Me: Alexa please remind me my morning yoga sculpt class is at 5:30am. Alexa: I have added Tequila to your shopping list. We talk to our devices, and sometimes they recognize what we are saying correctly. We use free services to translate foreign language phrases encountered online into English, and sometimes they give us an accurate translation. Although natural language processing has been improving by leaps and bounds, it still has considerable room for improvement.

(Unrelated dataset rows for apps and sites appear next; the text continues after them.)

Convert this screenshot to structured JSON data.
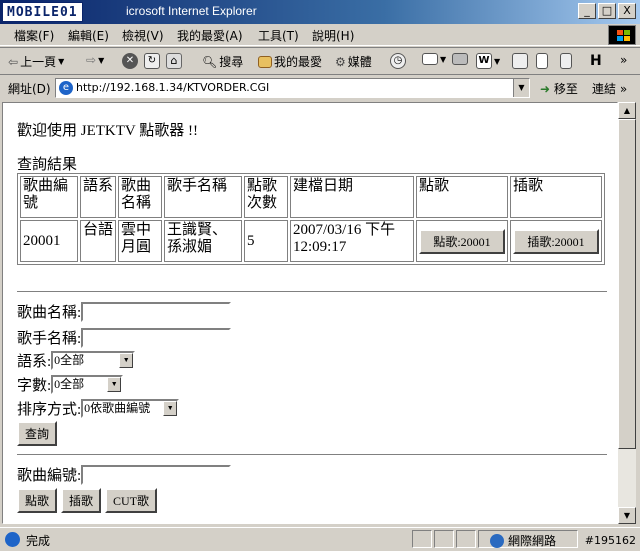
{
  "window": {
    "logo": "MOBILE01",
    "title": "icrosoft Internet Explorer",
    "minimize": "_",
    "maximize": "□",
    "close": "X"
  },
  "menu": [
    "檔案(F)",
    "編輯(E)",
    "檢視(V)",
    "我的最愛(A)",
    "工具(T)",
    "說明(H)"
  ],
  "toolbar": {
    "back": "上一頁",
    "search": "搜尋",
    "favorites": "我的最愛",
    "media": "媒體"
  },
  "address": {
    "label": "網址(D)",
    "url": "http://192.168.1.34/KTVORDER.CGI",
    "go": "移至",
    "links": "連結"
  },
  "page": {
    "welcome": "歡迎使用 JETKTV 點歌器 !!",
    "result_title": "查詢結果",
    "table": {
      "headers": [
        "歌曲編號",
        "語系",
        "歌曲名稱",
        "歌手名稱",
        "點歌次數",
        "建檔日期",
        "點歌",
        "插歌"
      ],
      "rows": [
        {
          "song_no": "20001",
          "lang": "台語",
          "song_name": "雲中月圓",
          "singer": "王識賢、孫淑媚",
          "count": "5",
          "date": "2007/03/16 下午 12:09:17",
          "order_btn": "點歌:20001",
          "insert_btn": "插歌:20001"
        }
      ]
    },
    "search_form": {
      "song_name_label": "歌曲名稱:",
      "singer_label": "歌手名稱:",
      "lang_label": "語系:",
      "lang_value": "0全部",
      "length_label": "字數:",
      "length_value": "0全部",
      "sort_label": "排序方式:",
      "sort_value": "0依歌曲編號",
      "query_btn": "查詢"
    },
    "order_form": {
      "song_no_label": "歌曲編號:",
      "order_btn": "點歌",
      "insert_btn": "插歌",
      "cut_btn": "CUT歌"
    }
  },
  "status": {
    "text": "完成",
    "zone": "網際網路",
    "watermark": "#195162"
  }
}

Healthcare analytics company Pulse8 is offering a tool to identify and code patient conditions by accessing content from their clinical data and converting it to XML schema for integration with a variety of systems. Called Popul8, the software leverages machine learning, natural language processing as well as optical character and pattern recognition technologies to create what the company described as a data-driven view of healthcare processes. "The goal is to reduce waste, eliminate unnecessary interventions, and improve patient and provider visibility by easily extracting clinical information from both structured and unstructured data," Pulse8 CEO John Criswell said. Popul8 parses and processes XML schema with a 2-stage coding engine. The first stage uses an ICD parser to discover conditions present in or implied by the chart and physician notes.

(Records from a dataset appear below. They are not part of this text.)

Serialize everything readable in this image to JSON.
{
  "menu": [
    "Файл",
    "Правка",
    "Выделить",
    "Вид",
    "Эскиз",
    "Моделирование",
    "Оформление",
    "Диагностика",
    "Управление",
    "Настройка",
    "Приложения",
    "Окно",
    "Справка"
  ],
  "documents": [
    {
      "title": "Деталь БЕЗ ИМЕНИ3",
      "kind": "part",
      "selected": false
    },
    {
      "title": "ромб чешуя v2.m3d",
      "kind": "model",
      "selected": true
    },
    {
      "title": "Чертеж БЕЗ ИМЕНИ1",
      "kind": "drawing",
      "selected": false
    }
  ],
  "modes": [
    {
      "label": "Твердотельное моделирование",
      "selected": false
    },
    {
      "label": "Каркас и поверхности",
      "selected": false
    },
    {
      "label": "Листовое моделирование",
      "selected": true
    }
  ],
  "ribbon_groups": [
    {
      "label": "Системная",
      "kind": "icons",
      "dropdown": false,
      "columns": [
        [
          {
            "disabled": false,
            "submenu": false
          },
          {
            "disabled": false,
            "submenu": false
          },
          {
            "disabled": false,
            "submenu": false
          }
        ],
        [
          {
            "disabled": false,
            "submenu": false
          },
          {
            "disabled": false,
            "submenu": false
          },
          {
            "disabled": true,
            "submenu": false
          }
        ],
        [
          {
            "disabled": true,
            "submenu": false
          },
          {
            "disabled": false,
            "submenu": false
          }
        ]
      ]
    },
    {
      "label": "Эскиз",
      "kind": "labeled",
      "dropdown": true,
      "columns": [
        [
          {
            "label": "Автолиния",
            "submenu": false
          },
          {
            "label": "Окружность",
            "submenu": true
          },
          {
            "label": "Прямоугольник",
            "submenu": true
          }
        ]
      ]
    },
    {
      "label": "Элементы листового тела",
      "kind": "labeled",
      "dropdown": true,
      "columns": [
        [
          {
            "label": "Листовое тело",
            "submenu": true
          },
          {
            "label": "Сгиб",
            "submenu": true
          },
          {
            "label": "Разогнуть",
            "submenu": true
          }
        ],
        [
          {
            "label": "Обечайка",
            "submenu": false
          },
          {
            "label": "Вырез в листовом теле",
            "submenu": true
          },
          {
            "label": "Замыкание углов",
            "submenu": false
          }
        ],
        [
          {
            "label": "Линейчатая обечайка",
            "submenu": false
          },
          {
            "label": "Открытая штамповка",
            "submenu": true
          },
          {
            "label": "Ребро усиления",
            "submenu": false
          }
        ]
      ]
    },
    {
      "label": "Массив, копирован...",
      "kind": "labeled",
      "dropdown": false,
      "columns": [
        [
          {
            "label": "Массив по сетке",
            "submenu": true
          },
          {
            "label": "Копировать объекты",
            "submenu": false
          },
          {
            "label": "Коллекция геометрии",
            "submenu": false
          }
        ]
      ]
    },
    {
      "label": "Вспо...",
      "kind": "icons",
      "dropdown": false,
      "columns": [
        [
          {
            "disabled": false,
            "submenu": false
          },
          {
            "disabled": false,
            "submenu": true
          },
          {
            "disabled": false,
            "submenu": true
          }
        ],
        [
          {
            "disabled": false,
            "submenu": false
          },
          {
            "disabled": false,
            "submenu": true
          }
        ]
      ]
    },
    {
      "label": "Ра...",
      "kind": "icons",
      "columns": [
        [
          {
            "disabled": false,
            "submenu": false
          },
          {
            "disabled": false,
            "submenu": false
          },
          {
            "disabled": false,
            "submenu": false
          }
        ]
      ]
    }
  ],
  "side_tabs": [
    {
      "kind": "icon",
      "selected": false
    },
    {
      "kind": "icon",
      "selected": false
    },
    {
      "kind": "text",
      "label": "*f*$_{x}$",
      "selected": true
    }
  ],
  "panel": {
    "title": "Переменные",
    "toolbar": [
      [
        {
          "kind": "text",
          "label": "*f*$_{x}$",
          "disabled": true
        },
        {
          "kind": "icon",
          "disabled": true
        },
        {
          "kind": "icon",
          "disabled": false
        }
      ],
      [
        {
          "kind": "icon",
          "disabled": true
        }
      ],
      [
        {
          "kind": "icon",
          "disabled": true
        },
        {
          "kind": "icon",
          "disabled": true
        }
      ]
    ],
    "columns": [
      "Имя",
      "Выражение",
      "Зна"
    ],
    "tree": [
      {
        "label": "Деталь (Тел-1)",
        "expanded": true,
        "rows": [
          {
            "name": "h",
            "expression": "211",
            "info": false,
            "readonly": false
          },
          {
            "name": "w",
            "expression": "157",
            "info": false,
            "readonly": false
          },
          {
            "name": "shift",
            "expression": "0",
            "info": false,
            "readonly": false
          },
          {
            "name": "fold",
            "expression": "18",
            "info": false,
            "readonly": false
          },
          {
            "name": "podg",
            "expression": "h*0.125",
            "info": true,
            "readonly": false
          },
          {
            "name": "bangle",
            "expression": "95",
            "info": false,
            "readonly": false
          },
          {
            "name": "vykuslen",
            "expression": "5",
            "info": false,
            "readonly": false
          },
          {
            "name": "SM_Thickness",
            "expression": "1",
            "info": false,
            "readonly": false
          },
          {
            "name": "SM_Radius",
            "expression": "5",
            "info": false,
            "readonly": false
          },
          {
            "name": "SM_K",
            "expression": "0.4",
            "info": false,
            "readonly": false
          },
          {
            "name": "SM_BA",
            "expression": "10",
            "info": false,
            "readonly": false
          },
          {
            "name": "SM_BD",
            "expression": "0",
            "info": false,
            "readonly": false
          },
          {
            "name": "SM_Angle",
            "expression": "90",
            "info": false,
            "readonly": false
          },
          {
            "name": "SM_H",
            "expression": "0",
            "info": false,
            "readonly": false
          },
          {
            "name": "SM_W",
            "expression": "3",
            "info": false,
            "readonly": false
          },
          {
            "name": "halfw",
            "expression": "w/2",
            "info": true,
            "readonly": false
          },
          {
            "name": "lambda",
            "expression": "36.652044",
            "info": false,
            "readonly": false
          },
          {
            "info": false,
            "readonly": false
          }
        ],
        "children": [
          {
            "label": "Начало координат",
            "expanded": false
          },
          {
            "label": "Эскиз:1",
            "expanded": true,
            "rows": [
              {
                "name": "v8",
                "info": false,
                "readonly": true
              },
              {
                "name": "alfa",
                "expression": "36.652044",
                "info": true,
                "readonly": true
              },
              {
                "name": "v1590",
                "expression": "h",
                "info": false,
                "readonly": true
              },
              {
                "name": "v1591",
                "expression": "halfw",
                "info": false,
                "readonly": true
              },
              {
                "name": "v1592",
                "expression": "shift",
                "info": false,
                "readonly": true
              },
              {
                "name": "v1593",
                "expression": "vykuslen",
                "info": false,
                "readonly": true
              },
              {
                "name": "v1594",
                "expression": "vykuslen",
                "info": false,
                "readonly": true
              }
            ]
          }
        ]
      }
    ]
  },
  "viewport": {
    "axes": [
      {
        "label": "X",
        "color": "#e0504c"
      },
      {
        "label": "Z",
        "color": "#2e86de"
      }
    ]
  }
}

The term'Artificial Intelligence' was originally coined in the 1950s by the computer scientist John McCarthy. Human-style intelligence, is the desire for people to create human-like consciousness in a machine, enabling it to apply common sense, work out varied problems and even have emotional intelligence, sometimes referred to as'general' or'strong' AI, and Task-orientated intelligence, is the ability to do a limited range of tasks very well, such as the ability to drive a car, answer questions or to make health diagnoses, referred to as'narrow' or'weak' AI. Human-style intelligence, is the desire for people to create human-like consciousness in a machine, enabling it to apply common sense, work out varied problems and even have emotional intelligence, sometimes referred to as'general' or'strong' AI, and Task-orientated intelligence, is the ability to do a limited range of tasks very well, such as the ability to drive a car, answer questions or to make health diagnoses, referred to as'narrow' or'weak' AI. Today, the hype around artificial intelligence (AI) is ramping up, especially as big tech companies like Apple, Amazon, Google, Facebook, IBM and Microsoft attempt to commercialize its use. Digital Ad Agencies are also starting to figure out how they can leverage Artificial Intelligence techniques to make their clients' marketing and advertising efforts more effective. So far in 2016, Artificial Intelligence technology has grabbed headlines as the focus of Apple's first acquisition--in the form of Emotient Inc--and Facebook CEO Mark Zuckerberg has resolved to build an AI assistant to run his home and help him at work. Google has also gone down in the history books after its DeepMind team developed an AI program capable of defeating human world champions of complex Chinese board game Go. It's an achievement reminiscent of IBM's milestone moment when its cognitive system IBM's Watson thrashed human contestants in the U.S. game show Jeopardy in 2011.
My work aims to create a scaffold for deployable intelligent systems using crowdsourcing. Current approaches in artificial intelligence (AI) typically focus on solving a narrow subset of problems in a given space - for example: automatic speech recognition as part of a conversational assistant, machine vision as part of a question answering service for blind people, or planning as part of a home assistive robot. This approach is necessary to scope the solution, but often results in a large number of systems that are rarely deployed in real-world setting, but instead operate in toy domains, or in situations where other parts of the problem are assumed to be solved. The framework I have developed aims to use the crowd to help in two ways: (i) make it possible to use human intelligence to power parts of a system that automated approaches cannot or do not yet handle, and (ii) provide a means of enabling more effective deployable systems by people to provide reliable training data on-demand. This summary begins with a brief review of prior work, then outlines a number of different system that I have developed to demonstrate the capabilities of this framework, and concludes with future work to be completed as part of my thesis.